Beginning with Christianity this relationship between religion and society began to weaken as the arenas of social interaction that form the basis of all social change grew at an accelerating rate in the modern world. Just as the relationship between culture and society is different in the globalising world of today than in earlier periods of history, or in small isolated non-literate communities such as the Australian Aborigines, so the need for an extension of culture into understandings that became known as religion, is very different and is satisfied in different ways.

I have attempted to show not only that everything in religion is related to our sociality, but that in order to understand our sociality, and how and why it should generate these very varied and continuously changing religious products it is necessary to bring in all the other academic disciplines that impinge in one way or another on the human condition: explaining our habitat and way of life, our biology and evolution, our culture, language and history, and the way all these factors in our experience are in constant change. This was never possible until the advent of Big History.


Christian D. 2004. Maps of Time. Los Angeles: University of California Press.

Jaspers K. 1953. The Origin and Goal of History. London: Routledge & K. Paul.

Newberg A. B., d'Aquili E. G., and Rause V. 2002. Why God won't Go Away: Brain Science and the Biology of Belief. New York: Ballantine.

Spooner B. (Ed.) 2015. Globalization: The Crucial Phase. Philadelphia: University of Pennsylvania Press for the Penn Museum of Archaeology and Anthropology.

Wilson E. O. 1971. The Insect Societies. Cambridge, MA: Harvard University Press.

[1] Which may explain why the Society of Friends (otherwise known as Quakers), which began in mid-17th century England as the most radical of a plethora of non-conformist Protestant movements, among whom Gerrard Winstanley in 1651 preached ‘the Republic of Heaven’, began in several of its Meetings a few years ago to spawn subgroups of ‘Non-Theists’.
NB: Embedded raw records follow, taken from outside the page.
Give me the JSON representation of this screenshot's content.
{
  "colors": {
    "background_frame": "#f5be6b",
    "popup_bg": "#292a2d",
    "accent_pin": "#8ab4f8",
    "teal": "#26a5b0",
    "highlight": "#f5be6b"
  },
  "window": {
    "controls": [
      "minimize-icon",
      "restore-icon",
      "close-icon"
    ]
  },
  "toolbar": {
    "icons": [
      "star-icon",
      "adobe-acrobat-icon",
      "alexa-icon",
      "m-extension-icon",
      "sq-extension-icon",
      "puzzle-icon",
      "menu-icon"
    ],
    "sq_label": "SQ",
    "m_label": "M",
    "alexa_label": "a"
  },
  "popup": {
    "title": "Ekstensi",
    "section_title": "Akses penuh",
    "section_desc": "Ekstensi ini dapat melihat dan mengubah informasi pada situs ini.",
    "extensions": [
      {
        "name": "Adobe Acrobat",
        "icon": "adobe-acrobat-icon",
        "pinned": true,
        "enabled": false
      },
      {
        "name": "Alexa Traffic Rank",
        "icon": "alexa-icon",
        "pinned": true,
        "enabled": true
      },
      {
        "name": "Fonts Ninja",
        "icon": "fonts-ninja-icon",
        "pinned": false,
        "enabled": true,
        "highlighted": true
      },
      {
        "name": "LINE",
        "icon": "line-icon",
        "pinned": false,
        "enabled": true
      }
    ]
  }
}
[2] Jaspers observed that all the major philosophical and religious teachings in world history began with Confucius, Gautama (the Buddha), Socrates, Zoroaster and others within the period from 800 to 200 BCE.